TASK DESCRIPTION >> Please restate the records below verbatim, omitting every image they hold.

STUDY MATERIAL >>
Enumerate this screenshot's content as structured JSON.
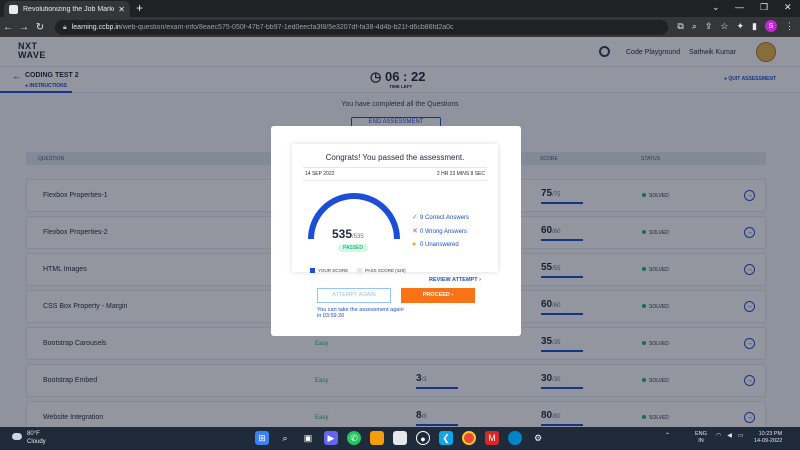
{
  "browser": {
    "tab_title": "Revolutionizing the Job Market |",
    "url_host": "learning.ccbp.in",
    "url_path": "/web-question/exam-info/8eaec575-050f-47b7-bb97-1ed0eecfa3f8/5e3207df-fa38-4d4b-b21f-d6cb86fd2a0c",
    "profile_initial": "S"
  },
  "header": {
    "logo_line1": "NXT",
    "logo_line2": "WAVE",
    "code_playground": "Code Playground",
    "user_name": "Sathwik Kumar"
  },
  "test": {
    "name": "CODING TEST 2",
    "instructions_tab": "INSTRUCTIONS",
    "timer": "06 : 22",
    "time_left_label": "TIME LEFT",
    "quit_label": "QUIT ASSESSMENT",
    "completed_msg": "You have completed all the Questions",
    "end_button": "END ASSESSMENT"
  },
  "table": {
    "headers": {
      "question": "QUESTION",
      "score": "SCORE",
      "status": "STATUS"
    },
    "rows": [
      {
        "question": "Flexbox Properties-1",
        "difficulty": "",
        "num": "",
        "num_total": "",
        "score": "75",
        "score_total": "/75",
        "status": "SOLVED"
      },
      {
        "question": "Flexbox Properties-2",
        "difficulty": "",
        "num": "",
        "num_total": "",
        "score": "60",
        "score_total": "/60",
        "status": "SOLVED"
      },
      {
        "question": "HTML Images",
        "difficulty": "",
        "num": "",
        "num_total": "",
        "score": "55",
        "score_total": "/55",
        "status": "SOLVED"
      },
      {
        "question": "CSS Box Property - Margin",
        "difficulty": "",
        "num": "",
        "num_total": "",
        "score": "60",
        "score_total": "/60",
        "status": "SOLVED"
      },
      {
        "question": "Bootstrap Carousels",
        "difficulty": "Easy",
        "num": "",
        "num_total": "",
        "score": "35",
        "score_total": "/35",
        "status": "SOLVED"
      },
      {
        "question": "Bootstrap Embed",
        "difficulty": "Easy",
        "num": "3",
        "num_total": "/3",
        "score": "30",
        "score_total": "/30",
        "status": "SOLVED"
      },
      {
        "question": "Website Integration",
        "difficulty": "Easy",
        "num": "8",
        "num_total": "/8",
        "score": "80",
        "score_total": "/80",
        "status": "SOLVED"
      }
    ]
  },
  "modal": {
    "title": "Congrats! You passed the assessment.",
    "date": "14 SEP 2022",
    "duration": "2 HR 23 MINS 8 SEC",
    "score": "535",
    "score_total": "/535",
    "score_fraction": 1.0,
    "passed_label": "PASSED",
    "correct": "Correct Answers",
    "wrong": "Wrong Answers",
    "unanswered": "Unanswered",
    "correct_count": "9",
    "wrong_count": "0",
    "unanswered_count": "0",
    "your_score_label": "YOUR SCORE",
    "pass_score_label": "PASS SCORE (428)",
    "review_label": "REVIEW ATTEMPT",
    "attempt_again": "ATTEMPT AGAIN",
    "proceed": "PROCEED",
    "retake_note": "You can take the assessment again in 03:59:20",
    "colors": {
      "accent": "#1d4ed8",
      "proceed": "#f97316",
      "pass": "#10b981"
    }
  },
  "taskbar": {
    "temp": "80°F",
    "weather": "Cloudy",
    "lang1": "ENG",
    "lang2": "IN",
    "time": "10:23 PM",
    "date": "14-09-2022"
  }
}
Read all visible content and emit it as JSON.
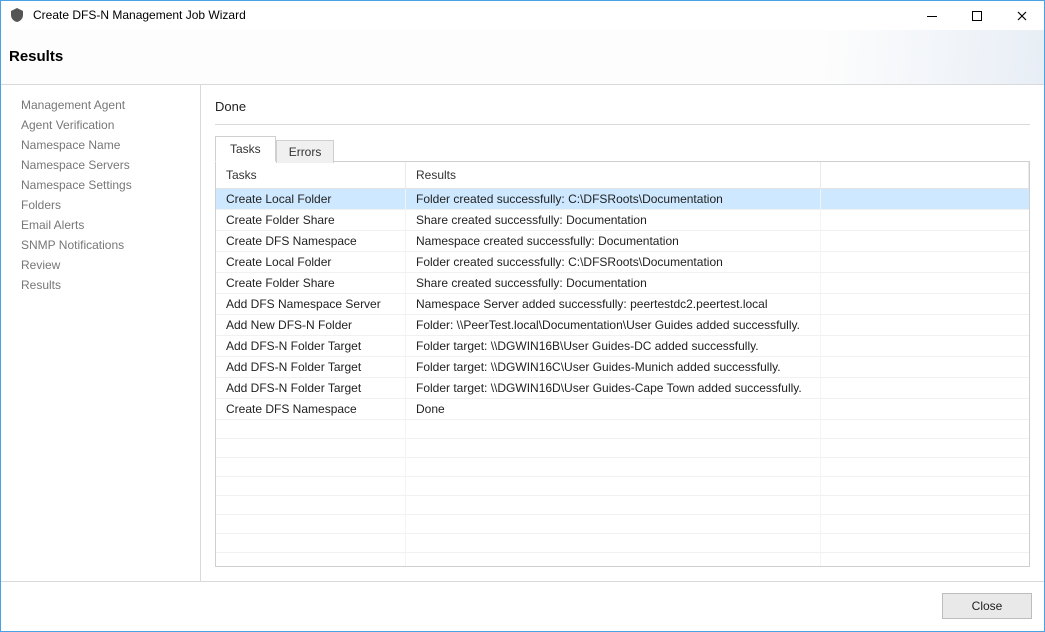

FINISHED TASK >>
Enumerate this screenshot's content as structured JSON.
{
  "browser": {
    "tab_title": "Revolutionizing the Job Market |",
    "url_host": "learning.ccbp.in",
    "url_path": "/web-question/exam-info/8eaec575-050f-47b7-bb97-1ed0eecfa3f8/5e3207df-fa38-4d4b-b21f-d6cb86fd2a0c",
    "profile_initial": "S"
  },
  "header": {
    "logo_line1": "NXT",
    "logo_line2": "WAVE",
    "code_playground": "Code Playground",
    "user_name": "Sathwik Kumar"
  },
  "test": {
    "name": "CODING TEST 2",
    "instructions_tab": "INSTRUCTIONS",
    "timer": "06 : 22",
    "time_left_label": "TIME LEFT",
    "quit_label": "QUIT ASSESSMENT",
    "completed_msg": "You have completed all the Questions",
    "end_button": "END ASSESSMENT"
  },
  "table": {
    "headers": {
      "question": "QUESTION",
      "score": "SCORE",
      "status": "STATUS"
    },
    "rows": [
      {
        "question": "Flexbox Properties-1",
        "difficulty": "",
        "num": "",
        "num_total": "",
        "score": "75",
        "score_total": "/75",
        "status": "SOLVED"
      },
      {
        "question": "Flexbox Properties-2",
        "difficulty": "",
        "num": "",
        "num_total": "",
        "score": "60",
        "score_total": "/60",
        "status": "SOLVED"
      },
      {
        "question": "HTML Images",
        "difficulty": "",
        "num": "",
        "num_total": "",
        "score": "55",
        "score_total": "/55",
        "status": "SOLVED"
      },
      {
        "question": "CSS Box Property - Margin",
        "difficulty": "",
        "num": "",
        "num_total": "",
        "score": "60",
        "score_total": "/60",
        "status": "SOLVED"
      },
      {
        "question": "Bootstrap Carousels",
        "difficulty": "Easy",
        "num": "",
        "num_total": "",
        "score": "35",
        "score_total": "/35",
        "status": "SOLVED"
      },
      {
        "question": "Bootstrap Embed",
        "difficulty": "Easy",
        "num": "3",
        "num_total": "/3",
        "score": "30",
        "score_total": "/30",
        "status": "SOLVED"
      },
      {
        "question": "Website Integration",
        "difficulty": "Easy",
        "num": "8",
        "num_total": "/8",
        "score": "80",
        "score_total": "/80",
        "status": "SOLVED"
      }
    ]
  },
  "modal": {
    "title": "Congrats! You passed the assessment.",
    "date": "14 SEP 2022",
    "duration": "2 HR 23 MINS 8 SEC",
    "score": "535",
    "score_total": "/535",
    "score_fraction": 1.0,
    "passed_label": "PASSED",
    "correct": "Correct Answers",
    "wrong": "Wrong Answers",
    "unanswered": "Unanswered",
    "correct_count": "9",
    "wrong_count": "0",
    "unanswered_count": "0",
    "your_score_label": "YOUR SCORE",
    "pass_score_label": "PASS SCORE (428)",
    "review_label": "REVIEW ATTEMPT",
    "attempt_again": "ATTEMPT AGAIN",
    "proceed": "PROCEED",
    "retake_note": "You can take the assessment again in 03:59:20",
    "colors": {
      "accent": "#1d4ed8",
      "proceed": "#f97316",
      "pass": "#10b981"
    }
  },
  "taskbar": {
    "temp": "80°F",
    "weather": "Cloudy",
    "lang1": "ENG",
    "lang2": "IN",
    "time": "10:23 PM",
    "date": "14-09-2022"
  }
}
Read all visible content and emit it as JSON.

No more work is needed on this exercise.